International and European Law Research Seminar 2 April 2014
Dr Kwadwo Appiagyei-Atua gave a talk on ‘Contributionism or Twailism: A Critical Review of African Perspectives on International Law’
The presentation was devoted to introducing African perspectives into International Law, which has remained to a large extent predominantly Euro-centric in doctrine, theory and practice.
Dr Appiagyei-Atua provided a critique of two main schools developed by African scholarship in reaction to the European ‘hegemonic’ influence in International Law, namely, Contributionism and Third World Approaches to International Law (TWAIL). The former seeks to reclaim, reconstruct and rehabilitate the neglected and denigrated African past and put it on an even keel with Europe. In so doing it contends that Africans participated in shaping International Law and that their contribution should be thus acknowledged and recognised. The latter, seeks to expose the exploitative side of International Law and present an alternative normative model that pays attention to justice and fairness in order to eradicate conditions of underdevelopment.
Dr Appiagyei-Atua’s critique unravelled a new middle-ground approach, that of recognitionism. This new perspective locates itself within the pre-colonial era to uncover the origins of International Law in Africa and contends that African regions developed notions of primitive International Law within their own limited geographical spaces before contact with Europe and other civilisations.

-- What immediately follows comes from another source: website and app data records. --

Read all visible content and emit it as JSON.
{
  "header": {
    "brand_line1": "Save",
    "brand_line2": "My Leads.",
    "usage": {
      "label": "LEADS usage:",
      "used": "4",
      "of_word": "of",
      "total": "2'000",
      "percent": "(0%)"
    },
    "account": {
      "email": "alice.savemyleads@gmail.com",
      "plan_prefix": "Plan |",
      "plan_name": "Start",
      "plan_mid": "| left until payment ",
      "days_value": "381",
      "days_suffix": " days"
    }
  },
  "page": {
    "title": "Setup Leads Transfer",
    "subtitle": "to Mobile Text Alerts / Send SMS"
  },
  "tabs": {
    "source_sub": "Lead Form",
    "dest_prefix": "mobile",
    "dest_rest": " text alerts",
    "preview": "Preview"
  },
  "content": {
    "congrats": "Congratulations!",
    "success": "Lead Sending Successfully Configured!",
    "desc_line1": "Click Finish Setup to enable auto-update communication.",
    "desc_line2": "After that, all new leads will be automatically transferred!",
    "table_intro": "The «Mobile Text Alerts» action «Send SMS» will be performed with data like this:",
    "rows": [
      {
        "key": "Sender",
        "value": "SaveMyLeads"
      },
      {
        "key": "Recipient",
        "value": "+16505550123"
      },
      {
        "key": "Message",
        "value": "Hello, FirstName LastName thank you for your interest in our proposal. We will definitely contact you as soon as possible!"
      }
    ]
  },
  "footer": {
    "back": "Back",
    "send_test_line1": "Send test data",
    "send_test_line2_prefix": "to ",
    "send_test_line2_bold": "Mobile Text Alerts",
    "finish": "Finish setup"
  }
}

Dr Appiagyei-Atua concluded by showing how the contributions from Africa and other developing countries are only piecemeal and have mainly come through the United nations system without significantly altering the current International legal order.
Dr Appiagyei-Atua is currently a Marie Curie Fellow at the Centre for Educational Research and Development of the University of Lincoln. He is also Senior Lecturer at the Faculty of Law, University of Ghana, Legon, Accra. At present he is writing a book entitled Commonwealth African Perspectives on Public International Law.